(4) Phil Mickelson, You Greedy Bastard…
It’s taken me over an hour to edit what I originally wrote about this non-story regarding Phil Mickelson and the comment he made earlier this week about paying too much in taxes. In my attempt to not piss off some of my liberal friends, I decided to delete the whole damn thing. It’s not worth arguing my point with them, because no matter how much I justify why I feel the way I do, I’ll still be looked at as someone who doesn’t give a rat’s ass about the plight of the underprivileged in my country back home, which I can assure you is not the least bit true. So I’ll keep it short and to the point.
(1) Mickelson expressed concern about being taxed at an enormous rate of 60%
(2) Mickelson expressed those concerns (he felt) off-the-record, but has been around long enough to know that they would be in the headlines the next day.
(3) Mickelson issued an apology to those who felt insulted because of his concerns. (that story HERE)
(4) Tiger Woods, who many have considered to be unfriendly with Mickelson, actually attempted to defend Mickelson’s comments. (that story HERE)
(5) If there’s anyone who in their right mind feels as though the government should be entitled to take 60% of anyone’s salary, click HERE.
(5) This Week’s Event at Torrey Pines
If the final round of this week’s Farmers Insurance Open offers us even half of the drama and excitement that we experienced last year, it’ll be something we’ll definitely want to tune in for. Most of us recall Kyle Stanley’s incredibly humbling stumble on the final hole that Sunday that led to the heartbreaking playoff loss to Brandt Snedeker, only to bounce back with his first Tour win in his very next start the following week. But unlike last year, this year’s field looks to be even stronger, with both Mickelson and Tiger headlining a very good field this week, easily the strongest field thus far in the season.

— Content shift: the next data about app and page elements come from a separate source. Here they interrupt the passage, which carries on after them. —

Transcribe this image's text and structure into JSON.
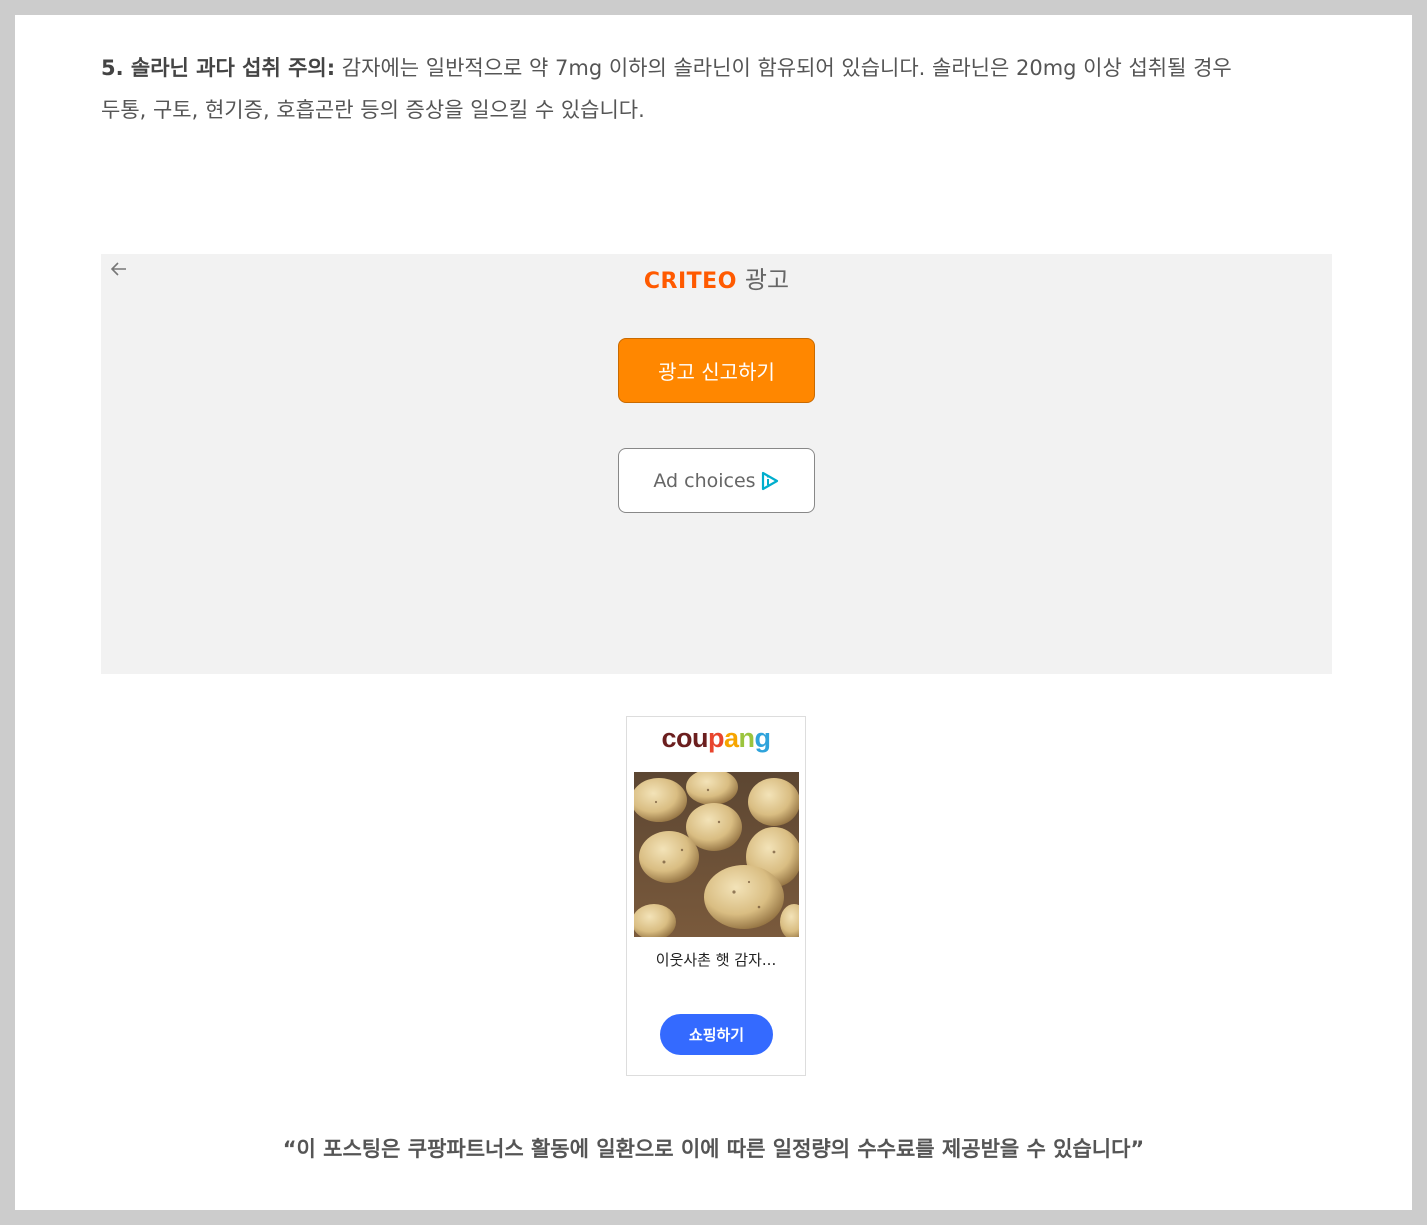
{
  "article": {
    "heading": "5. 솔라닌 과다 섭취 주의:",
    "body_line1": " 감자에는 일반적으로 약 7mg 이하의 솔라닌이 함유되어 있습니다. 솔라닌은 20mg 이상 섭취될 경우",
    "body_line2": "두통, 구토, 현기증, 호흡곤란 등의 증상을 일으킬 수 있습니다."
  },
  "criteo_ad": {
    "logo_text": "CRITEO",
    "ad_label": "광고",
    "back_icon": "arrow-left-icon",
    "report_button": "광고 신고하기",
    "adchoices_button": "Ad choices",
    "colors": {
      "brand": "#ff5a00",
      "report_bg": "#ff8700",
      "panel_bg": "#f2f2f2",
      "adchoices": "#00aecd"
    }
  },
  "coupang_ad": {
    "logo_letters": [
      "c",
      "o",
      "u",
      "p",
      "a",
      "n",
      "g"
    ],
    "logo_colors": [
      "#6b1e1e",
      "#6b1e1e",
      "#6b1e1e",
      "#e8452d",
      "#f6a500",
      "#9bc43d",
      "#2fa3db"
    ],
    "product_name": "이웃사촌 햇 감자...",
    "shop_button": "쇼핑하기",
    "button_color": "#346aff"
  },
  "disclosure": "“이 포스팅은 쿠팡파트너스 활동에 일환으로 이에 따른 일정량의 수수료를 제공받을 수 있습니다”"
}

The marquee pairing on the South course is Nick Watney, Tiger Woods and Rickie Fowler, teeing off Thursday at 10:30 a.m. local time.
The marquee pairing on the North course is Phil Mickelson, Bubba Watson, and defending champ Brandt Snedeker, teeing off Thursday at 9:30 a.m. local time.
PS – Phil Mickelson will be holding a special press conference prior to Thursday’s round, talking about his new sponsorship deal he just signed with H & R Block.
Thanks for your time, as always.
May you hit your tee balls long and straight,
but hide your winnings, cause the tax man waits.